The police force is being restructured under the 2003 peace accord. By September 2007, Liberia had exceeded its goal for the number of new recruits, and more than 3,500 had been trained, including 202 women. However, reports of police intimidation and abuse have continued. Crime is on the rise in Monrovia, and the security situation outside of the capital remains tenuous, but the current security forces are lack sufficient arms and funding.
Interethnic relations continue to be strained, since many groups fought one another during the civil war. Animosity exists primarily between the Krahn, Gio, Mano, and Mandingo ethnicities. Tensions between thousands of returning Mandingo refugees and members of the Mano and Gio tribes, who have since taken over their land in the northern county of Nimba, continue to threaten the peace in that region.
The treatment of women varies by ethnic group, religion, and social status. During the civil war, women and girls were often abducted as laborers or for sexual exploitation, while others joined rebel groups or militias to protect themselves. Even after the civil war, many women continue to suffer physical abuse, particularly in the Monrovia area. The local media report at least two rapes of young girls every week, with many more going unreported. The former transitional government strengthened existing rape laws in December 2005; previously, only gang rape had been considered a crime. Nevertheless, the weakness of the judicial system has meant that few rape prosecutions come to fruition. As of 2007, only two convicted rapists have received the maximum life sentence.

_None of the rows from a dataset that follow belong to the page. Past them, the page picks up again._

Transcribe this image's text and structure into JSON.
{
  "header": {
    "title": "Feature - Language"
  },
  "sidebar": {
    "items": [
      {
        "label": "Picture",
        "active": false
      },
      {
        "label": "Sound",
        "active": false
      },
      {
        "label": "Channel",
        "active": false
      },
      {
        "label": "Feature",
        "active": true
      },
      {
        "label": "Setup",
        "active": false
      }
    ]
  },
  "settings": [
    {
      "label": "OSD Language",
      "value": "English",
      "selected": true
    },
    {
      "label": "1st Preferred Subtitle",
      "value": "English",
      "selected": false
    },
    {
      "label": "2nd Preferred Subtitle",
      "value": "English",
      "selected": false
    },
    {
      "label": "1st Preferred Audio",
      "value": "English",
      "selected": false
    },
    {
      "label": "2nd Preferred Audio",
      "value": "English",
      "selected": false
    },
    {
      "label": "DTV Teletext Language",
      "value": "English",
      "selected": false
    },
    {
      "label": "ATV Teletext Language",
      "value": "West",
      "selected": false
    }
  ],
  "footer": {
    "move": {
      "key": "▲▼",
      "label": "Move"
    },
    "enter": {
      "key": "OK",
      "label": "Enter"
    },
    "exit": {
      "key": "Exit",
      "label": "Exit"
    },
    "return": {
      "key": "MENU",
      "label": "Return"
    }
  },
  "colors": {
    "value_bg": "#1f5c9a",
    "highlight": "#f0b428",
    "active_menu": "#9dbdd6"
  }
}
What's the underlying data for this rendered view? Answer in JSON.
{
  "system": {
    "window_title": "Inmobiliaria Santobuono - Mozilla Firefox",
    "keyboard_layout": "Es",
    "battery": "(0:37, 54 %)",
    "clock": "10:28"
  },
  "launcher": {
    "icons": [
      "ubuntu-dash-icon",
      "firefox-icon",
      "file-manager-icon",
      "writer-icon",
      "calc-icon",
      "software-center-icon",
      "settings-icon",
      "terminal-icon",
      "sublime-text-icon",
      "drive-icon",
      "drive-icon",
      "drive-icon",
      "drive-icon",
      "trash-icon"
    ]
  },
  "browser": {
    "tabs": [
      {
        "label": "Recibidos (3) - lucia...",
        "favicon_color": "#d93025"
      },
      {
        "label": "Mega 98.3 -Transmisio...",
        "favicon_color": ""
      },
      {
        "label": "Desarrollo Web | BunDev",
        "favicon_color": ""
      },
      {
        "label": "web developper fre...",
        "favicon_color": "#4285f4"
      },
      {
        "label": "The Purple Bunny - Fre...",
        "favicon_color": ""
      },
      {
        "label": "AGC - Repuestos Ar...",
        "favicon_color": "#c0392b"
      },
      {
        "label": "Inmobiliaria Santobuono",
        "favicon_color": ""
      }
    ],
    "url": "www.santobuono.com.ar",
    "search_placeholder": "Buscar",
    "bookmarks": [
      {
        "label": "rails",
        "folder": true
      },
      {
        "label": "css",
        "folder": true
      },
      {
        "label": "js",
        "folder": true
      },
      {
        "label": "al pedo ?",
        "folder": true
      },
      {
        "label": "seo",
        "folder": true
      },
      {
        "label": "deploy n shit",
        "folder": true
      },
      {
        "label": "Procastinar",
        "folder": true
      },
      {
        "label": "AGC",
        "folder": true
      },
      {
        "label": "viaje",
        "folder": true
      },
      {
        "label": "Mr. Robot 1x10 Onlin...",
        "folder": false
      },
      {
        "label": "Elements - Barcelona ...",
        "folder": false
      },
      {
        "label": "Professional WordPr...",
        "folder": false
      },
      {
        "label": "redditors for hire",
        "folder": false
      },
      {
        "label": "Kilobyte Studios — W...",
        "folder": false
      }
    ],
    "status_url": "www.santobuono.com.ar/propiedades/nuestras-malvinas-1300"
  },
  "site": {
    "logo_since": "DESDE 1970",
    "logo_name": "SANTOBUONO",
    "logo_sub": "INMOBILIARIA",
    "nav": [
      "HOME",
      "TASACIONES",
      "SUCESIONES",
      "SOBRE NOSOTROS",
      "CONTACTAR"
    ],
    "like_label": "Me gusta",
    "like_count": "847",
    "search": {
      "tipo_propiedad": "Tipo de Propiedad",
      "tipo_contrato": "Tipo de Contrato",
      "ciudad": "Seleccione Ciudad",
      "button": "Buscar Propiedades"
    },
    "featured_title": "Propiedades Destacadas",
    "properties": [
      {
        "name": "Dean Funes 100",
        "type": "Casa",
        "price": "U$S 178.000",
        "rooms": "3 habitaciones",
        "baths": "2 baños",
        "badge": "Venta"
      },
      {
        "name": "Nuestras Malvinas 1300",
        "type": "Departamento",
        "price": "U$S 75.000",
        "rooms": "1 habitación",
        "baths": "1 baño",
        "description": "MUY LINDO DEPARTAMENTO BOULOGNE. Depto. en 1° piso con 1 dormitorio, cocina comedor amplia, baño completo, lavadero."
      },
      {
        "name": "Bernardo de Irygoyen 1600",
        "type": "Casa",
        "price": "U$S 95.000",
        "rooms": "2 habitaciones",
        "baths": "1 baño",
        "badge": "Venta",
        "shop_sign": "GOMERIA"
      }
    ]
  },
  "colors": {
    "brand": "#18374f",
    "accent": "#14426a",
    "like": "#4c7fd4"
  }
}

Many orphanage owners exploit their charges to obtain international donations, particularly from faith-based organizations. In order to inflate their numbers, many take in children whose parents are still alive. Promises of education and income made to the parents often go unfulfilled, and the children are frequently kept in unsanitary conditions and forced into labor. A UN report in 2007 found that 11 out of every 15 Liberian orphanages represented a serious human rights violation. By August, the government had officially recognized the problem and began reuniting thousands of “orphans” with their parents.